Two weeks before the University of Wisconsin opens its football season with a nationally televised heavyweight bout against LSU, there’s not an oversized photo of Badgers Heisman Trophy candidate Melvin Gordon anywhere to be found.
Not on that billboard on the south wall of the UW Field House like the school did for Ron Dayne in 1999. Not on the side of a city bus like it did for Montee Ball in 2012. Not even on a postcard mailed to the 1,000 or so Heisman voters.
But if the lack of an orchestrated Heisman campaign is a problem for Gordon, a top-10 candidate on almost every preseason Heisman watch list, you would never know it.
“It really doesn’t matter that much,” the UW tailback said. “If they do it, they do it. If they don’t, whatever.”
A few years ago, Gordon would have had a right to be upset over UW’s inaction.
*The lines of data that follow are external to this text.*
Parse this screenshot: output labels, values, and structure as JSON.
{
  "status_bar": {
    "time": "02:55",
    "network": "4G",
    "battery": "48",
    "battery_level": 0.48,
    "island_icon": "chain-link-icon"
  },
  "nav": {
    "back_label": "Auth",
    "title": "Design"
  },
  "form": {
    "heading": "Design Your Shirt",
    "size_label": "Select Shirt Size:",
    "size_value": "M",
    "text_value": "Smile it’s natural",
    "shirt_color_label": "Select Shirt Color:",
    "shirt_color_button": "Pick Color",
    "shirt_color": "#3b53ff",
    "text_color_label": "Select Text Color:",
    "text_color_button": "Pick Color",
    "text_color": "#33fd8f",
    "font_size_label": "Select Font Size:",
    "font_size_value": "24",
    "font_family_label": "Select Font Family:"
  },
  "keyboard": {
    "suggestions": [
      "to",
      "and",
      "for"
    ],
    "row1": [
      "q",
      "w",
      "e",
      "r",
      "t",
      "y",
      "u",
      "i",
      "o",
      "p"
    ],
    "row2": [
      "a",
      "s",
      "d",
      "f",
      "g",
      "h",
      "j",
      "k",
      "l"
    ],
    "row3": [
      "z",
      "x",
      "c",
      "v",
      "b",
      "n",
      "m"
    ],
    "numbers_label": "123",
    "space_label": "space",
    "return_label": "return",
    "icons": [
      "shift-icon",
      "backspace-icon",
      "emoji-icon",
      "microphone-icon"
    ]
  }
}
After all, one of his stated goals upon spurning the NFL draft and returning to school was to join Dayne and Alan Ameche as UW Heisman Trophy winners.
But times have changed, and Gordon has no reason to feel slighted by his own athletic department. Indeed, the Heisman campaign has gone the way of the wishbone offense in college football. It doesn’t really work anymore, so most schools have abandoned it. At least before the season.
In recent years, Heisman winners have tended to come out of the blue, a phenomenon due largely to the rapidly changing landscape in both college football and social media. Once a regional sport, college football has morphed into a national entity since the advent of the BCS. And thanks to pervasive weekly watch lists in newspapers and on websites, there is little need to introduce a candidate in August or constantly update his progress, even for those voters in out-of-the-way college towns.
Not since Oklahoma’s Sam Bradford won in 2008 has the eventual Heisman winner shown up on any preseason watch lists. The past five winners — Alabama’s Mark Ingram, Auburn’s Cam Newton, Baylor’s Robert Griffin III, Texas A&M’s Johnny Manziel and Florida State’s Jameis Winston — weren’t on anyone’s top-10 list at the start of the season. In fact, their names never appeared in any preseason Heisman discussions.
Clearly, the road to the Heisman has changed. Instead of a school putting up a larger-than-life billboard in New York’s Times Square, as Oregon did with Joey Harrington in 2001, or changing the pronunciation of a candidate’s name to rhyme with Heisman, as Notre Dame once did with Joe Theismann, the trophy is now all about a candidate playing well in big games and being on a very good team.
A riveting performance or a signature victory can launch a candidacy much more readily than filling the email boxes of voters with spam. Look at Manziel in 2012. His campaign caught fire when he led the Aggies to a victory over No. 1 Alabama on the road.
It also helps greatly to be a quarterback and play on a team that contends for national honors. Of the past 13 winners who didn’t forfeit their trophy (sorry, Reggie Bush), 12 were quarterbacks. The only running back was Ingram in 2009.
Meanwhile, three of the past five winners played on teams that went 14-0 and won national championships. Only two Heisman winners — Florida’s Tim Tebow in 2007 and Griffin in 2011 — played on a team that won fewer than 11 games.
Just because he’s not a quarterback doesn’t mean Gordon isn’t a Heisman candidate, though. The latest Heisman odds on Bovada.com have quarterbacks in eight of the top 10 spots, with the only exceptions being Georgia running back Todd Gurley sixth and Gordon tied for seventh.
So Gordon is solidly in the mix heading into the season. The trick in the now-volatile world of Heisman voting is staying there. Every week of the season, it seems, someone wins the Heisman and someone loses it.
Unless he puts up numbers that are so spectacular they can’t be overlooked, Gordon’s candidacy will hinge on two things.
First, he has to come up big on the national stage. If he plays well against LSU, Gordon will shoot up the lists. If he doesn’t, he’ll have a long, hard comeback because UW doesn’t play nationally significant games until it meets Nebraska and Iowa in November.
“If you go out there and have a great game, it’ll definitely spring it,” Gordon said. “I’m pretty sure that’s how it works.”
Second, the Badgers have to have a good season. If they don’t win 10 games and at least get to the Big Ten Conference championship game, Gordon likely will get lost in the Heisman shuffle.
“At the end, we just want what’s best for Melvin and whatever path that takes him down,” UW coach Gary Andersen said. “Hopefully, we get a team around him that can support him because he’s had a tremendous camp. You can see how that kid practices. It’s not hard to fall in love with the way he practices and his work habits and his leadership.”
But Heisman voters don’t see any of that. They only see what happens on Saturdays.
“Ultimately,” Andersen said, “it will come down to how Melvin plays on the field.”
As it should be.